TASK OBJECTIVE: For the material below, state how many lines have the word "title" in them, with no other words.

DATASET ENTRIES:

▽

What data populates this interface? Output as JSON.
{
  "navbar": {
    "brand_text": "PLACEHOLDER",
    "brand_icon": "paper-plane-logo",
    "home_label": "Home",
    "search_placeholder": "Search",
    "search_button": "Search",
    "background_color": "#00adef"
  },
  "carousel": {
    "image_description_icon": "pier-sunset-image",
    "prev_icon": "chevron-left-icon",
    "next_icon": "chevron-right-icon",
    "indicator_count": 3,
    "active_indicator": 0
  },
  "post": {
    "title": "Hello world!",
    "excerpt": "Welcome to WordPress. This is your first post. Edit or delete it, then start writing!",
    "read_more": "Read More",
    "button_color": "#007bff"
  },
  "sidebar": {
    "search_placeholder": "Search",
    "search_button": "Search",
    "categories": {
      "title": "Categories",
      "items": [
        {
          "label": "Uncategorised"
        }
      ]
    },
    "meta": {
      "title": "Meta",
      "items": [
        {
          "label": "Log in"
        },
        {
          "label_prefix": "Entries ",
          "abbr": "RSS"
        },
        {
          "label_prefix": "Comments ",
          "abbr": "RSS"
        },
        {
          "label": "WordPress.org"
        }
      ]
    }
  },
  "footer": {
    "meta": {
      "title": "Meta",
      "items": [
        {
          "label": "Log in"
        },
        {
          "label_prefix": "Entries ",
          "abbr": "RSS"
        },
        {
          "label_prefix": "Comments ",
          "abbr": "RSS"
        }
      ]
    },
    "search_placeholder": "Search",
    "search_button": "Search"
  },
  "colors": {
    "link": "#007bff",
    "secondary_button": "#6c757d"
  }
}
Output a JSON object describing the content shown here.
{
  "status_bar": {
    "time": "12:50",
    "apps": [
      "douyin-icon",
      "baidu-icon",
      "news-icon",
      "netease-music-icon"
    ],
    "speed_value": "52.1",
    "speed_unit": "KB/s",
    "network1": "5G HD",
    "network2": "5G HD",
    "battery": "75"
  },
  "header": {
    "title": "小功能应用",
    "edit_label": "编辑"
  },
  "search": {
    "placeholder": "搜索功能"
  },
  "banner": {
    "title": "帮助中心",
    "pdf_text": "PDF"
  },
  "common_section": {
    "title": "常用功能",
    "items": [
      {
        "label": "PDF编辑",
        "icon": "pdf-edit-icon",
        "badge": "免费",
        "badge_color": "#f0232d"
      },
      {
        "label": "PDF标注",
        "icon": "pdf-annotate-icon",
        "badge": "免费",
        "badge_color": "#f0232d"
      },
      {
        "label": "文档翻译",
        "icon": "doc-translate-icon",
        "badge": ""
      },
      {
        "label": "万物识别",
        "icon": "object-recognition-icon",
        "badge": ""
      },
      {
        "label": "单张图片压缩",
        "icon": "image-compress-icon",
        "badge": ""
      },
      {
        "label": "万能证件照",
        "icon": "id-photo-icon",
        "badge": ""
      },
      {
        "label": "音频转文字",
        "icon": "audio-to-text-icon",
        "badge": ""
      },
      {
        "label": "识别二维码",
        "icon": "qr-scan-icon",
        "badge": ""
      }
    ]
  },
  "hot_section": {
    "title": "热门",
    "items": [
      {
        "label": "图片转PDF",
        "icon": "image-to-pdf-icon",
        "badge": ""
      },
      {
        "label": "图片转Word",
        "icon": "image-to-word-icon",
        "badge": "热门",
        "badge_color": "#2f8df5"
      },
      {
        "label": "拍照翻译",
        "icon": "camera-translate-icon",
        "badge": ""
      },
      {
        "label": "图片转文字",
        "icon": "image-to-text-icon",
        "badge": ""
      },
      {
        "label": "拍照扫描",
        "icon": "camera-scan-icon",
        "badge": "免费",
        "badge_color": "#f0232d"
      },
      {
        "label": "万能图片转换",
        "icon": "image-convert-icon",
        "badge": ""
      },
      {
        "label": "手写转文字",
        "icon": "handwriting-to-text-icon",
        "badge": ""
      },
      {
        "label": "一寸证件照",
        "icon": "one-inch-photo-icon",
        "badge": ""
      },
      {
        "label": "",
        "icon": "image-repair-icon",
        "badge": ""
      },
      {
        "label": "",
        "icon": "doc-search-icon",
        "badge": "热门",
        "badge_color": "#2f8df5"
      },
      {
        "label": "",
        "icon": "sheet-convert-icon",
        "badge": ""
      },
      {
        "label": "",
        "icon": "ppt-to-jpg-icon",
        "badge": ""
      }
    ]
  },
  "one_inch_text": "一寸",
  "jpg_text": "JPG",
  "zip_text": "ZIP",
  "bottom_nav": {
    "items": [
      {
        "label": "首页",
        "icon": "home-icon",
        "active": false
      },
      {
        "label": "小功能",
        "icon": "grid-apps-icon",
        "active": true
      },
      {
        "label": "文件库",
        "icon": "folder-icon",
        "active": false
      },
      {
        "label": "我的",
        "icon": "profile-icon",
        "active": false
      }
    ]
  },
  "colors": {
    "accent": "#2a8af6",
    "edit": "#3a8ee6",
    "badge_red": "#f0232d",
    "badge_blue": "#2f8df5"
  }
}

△

COMPLETED EXERCISE: 8